The McFarland-Sanger House is one of those rare small houses that has survived into the 21st century. The building is in excellent condition, in the sense that while it has been expanded several times, the interior has seen few alterations. The building is currently owned by the Town of Hopkinton. They received it from a developer, who was planning to demolish the building to make room for a 55+ condominium community. Today, the condos nearly swallow the small house on its quarter-acre of land. The house is on Lumber Street, a rural road in Hopkinton that was historically well-traveled. The area has seen more development in recent years, as large tracts have been sold off and parceled into subdivisions. The town has done little to the building besides removing an ell and maintaining the building's envelope. A new roof was put on several years ago, some windows were replaced, and the building was painted.

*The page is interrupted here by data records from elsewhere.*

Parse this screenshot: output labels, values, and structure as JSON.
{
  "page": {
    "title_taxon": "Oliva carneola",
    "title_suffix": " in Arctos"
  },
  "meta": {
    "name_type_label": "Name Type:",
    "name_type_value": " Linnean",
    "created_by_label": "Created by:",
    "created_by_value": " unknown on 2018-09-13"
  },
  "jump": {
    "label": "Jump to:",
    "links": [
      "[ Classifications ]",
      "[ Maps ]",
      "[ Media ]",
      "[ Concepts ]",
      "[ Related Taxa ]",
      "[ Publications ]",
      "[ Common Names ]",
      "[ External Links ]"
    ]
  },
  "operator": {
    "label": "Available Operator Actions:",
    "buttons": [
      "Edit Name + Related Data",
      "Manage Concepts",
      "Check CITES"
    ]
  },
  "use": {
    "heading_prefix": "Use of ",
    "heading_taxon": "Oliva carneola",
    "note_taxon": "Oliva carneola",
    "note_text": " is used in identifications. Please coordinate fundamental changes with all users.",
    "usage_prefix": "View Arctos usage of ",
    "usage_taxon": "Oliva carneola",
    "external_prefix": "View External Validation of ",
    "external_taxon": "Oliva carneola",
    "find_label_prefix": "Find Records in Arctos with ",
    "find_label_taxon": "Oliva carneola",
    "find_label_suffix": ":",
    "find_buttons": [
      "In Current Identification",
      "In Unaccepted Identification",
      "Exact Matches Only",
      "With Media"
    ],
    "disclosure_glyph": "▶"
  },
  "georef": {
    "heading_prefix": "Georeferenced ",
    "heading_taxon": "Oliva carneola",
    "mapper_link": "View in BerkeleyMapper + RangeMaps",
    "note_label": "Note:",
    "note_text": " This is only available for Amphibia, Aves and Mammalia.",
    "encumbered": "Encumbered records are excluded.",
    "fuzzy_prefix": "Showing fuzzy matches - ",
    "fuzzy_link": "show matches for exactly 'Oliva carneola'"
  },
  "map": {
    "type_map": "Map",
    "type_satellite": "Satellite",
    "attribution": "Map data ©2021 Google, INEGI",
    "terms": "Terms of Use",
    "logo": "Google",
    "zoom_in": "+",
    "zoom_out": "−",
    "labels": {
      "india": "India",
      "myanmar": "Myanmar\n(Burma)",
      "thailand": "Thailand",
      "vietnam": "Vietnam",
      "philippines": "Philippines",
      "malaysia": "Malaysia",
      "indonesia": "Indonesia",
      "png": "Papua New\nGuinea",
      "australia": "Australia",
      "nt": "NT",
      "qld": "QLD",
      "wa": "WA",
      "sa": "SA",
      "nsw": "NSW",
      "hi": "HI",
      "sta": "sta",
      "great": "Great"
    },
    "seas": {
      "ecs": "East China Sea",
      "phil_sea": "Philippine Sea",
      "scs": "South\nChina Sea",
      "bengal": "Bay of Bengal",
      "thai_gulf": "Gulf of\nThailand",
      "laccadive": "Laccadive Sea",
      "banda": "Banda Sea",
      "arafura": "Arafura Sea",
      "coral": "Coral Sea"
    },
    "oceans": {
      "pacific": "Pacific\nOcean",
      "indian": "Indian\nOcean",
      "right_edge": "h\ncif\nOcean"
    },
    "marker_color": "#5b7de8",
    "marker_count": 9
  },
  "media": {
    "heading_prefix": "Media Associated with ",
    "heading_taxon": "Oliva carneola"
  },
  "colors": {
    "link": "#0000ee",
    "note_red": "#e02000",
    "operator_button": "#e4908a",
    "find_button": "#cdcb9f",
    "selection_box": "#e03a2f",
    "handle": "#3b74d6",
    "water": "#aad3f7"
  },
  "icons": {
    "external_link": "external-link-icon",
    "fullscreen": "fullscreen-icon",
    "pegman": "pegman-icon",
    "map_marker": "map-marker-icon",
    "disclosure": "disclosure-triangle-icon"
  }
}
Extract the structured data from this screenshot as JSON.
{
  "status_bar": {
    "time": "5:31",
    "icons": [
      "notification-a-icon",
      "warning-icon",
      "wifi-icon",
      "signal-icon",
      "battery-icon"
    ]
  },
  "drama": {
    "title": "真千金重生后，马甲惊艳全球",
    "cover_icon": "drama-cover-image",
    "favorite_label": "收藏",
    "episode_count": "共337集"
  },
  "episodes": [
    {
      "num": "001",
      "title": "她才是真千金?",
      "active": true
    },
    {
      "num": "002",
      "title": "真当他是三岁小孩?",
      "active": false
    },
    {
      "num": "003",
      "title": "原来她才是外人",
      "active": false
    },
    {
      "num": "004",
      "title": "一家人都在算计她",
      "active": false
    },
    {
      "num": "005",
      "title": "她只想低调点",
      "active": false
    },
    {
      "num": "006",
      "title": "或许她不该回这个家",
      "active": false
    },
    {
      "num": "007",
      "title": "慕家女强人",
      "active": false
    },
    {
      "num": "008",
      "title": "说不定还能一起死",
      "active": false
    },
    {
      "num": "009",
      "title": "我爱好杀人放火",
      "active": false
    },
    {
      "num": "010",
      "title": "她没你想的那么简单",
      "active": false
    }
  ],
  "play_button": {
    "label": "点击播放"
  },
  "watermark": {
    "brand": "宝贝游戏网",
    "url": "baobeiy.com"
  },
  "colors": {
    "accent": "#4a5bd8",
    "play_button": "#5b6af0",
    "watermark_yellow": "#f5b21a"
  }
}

When the house was first built around the middle of the 18th century, it was a one-room building. This space today is the area furthest from the road, the little space at the west end of the building that seems tacked on. One-room buildings were not unusual for the 1750s, and in fact one- and two-room houses were incredibly common even into the early 1800s. However because they were so small, they were often demolished to make way for a bigger building, or subsumed by additions. Although the original one-room McFarland-Sanger House was added to, the interior was barely touched, making the original space easily visible today.
The single-room space, roughly 13' by 18', was entered from a door on the south wall. It may seem strange that the house is placed perpendicular to the road, but the house was placed so that its main facade faces south and takes advantage of the warming winter sun - 18th century green design! This was a common practice until the beginning of the 19th century, when houses began to be oriented towards the road, regardless of direction.
When you enter the McFarland-Sanger House, you are immediately greeted by the side of a massive fireplace and a set of open stairs up to the half-story. The fireplace is made of stone and parged with concrete, and is very large. It also shows signs of several additions for ovens and stoves, as heating and cooking methods have changed several times since the 1750s. It is unclear if the house originally had a stone fireplace, but it would not be unheard of, especially in a town like Hopkinton that is built on ledge.
The house was built with hand-hewn timbers using traditional timberframing methods. Six posts (the black squares shown above) made up the vertical structure of the house - one at each of the corners and two in front of the chimney, to create a chimney bay. The posts are one indication of the building's early date. They are "gunstock" posts, meaning they are larger at the top and taper about halfway down. This allows for more space to support the difficult joinery at corners, where there would be two beams as well as a rafter coming in from the top. Gunstock posts were being phased out by the end of the 18th century, as new joinery methods and smaller timbers came into common use. The posts were held together by a front and rear plate (the long timbers that span the front and rear of the house), a side girt at either end of the house, and a summer beam, which ties the house together (the beam extending from the front of the chimney bay to the west wall). Above in the attic are six pairs of rafters supporting the roof. Visible on the rafters are builder's marks, Roman numerals used to match up pieces that needed to be joined together. Typically, a house joiner would lay out all the pieces of a house, assemble the joints individually, mark the pieces that went together, disassemble everything, and then reassemble it as a house. It was a long process, but it insured that the house fit together perfectly.
Who were the McFarlands and Sangers? My original research got tied up in probate records in the middle of the 19th century, so I have not been able to trace deeds back into the 18th century. However it is believed, based on maps and later deeds, that one of the earliest residents of the house, if not the builder of the house, was Ebenezer McFarland (1751-1837). His father Robert McFarland was one of the first settlers of Hopkinton. Ebenezer was active in town politics and was one of the founders of the town's Methodist society. He married Elizabeth Gibson (1752-1847) in 1774, and the couple had eight children. McFarland was probably a farmer, as there was little industry in Hopkinton in the 18th century.
This is the first of two posts about the McFarland-Sanger House. Next I will detail the later additions and more recent history of the building. Stay tuned!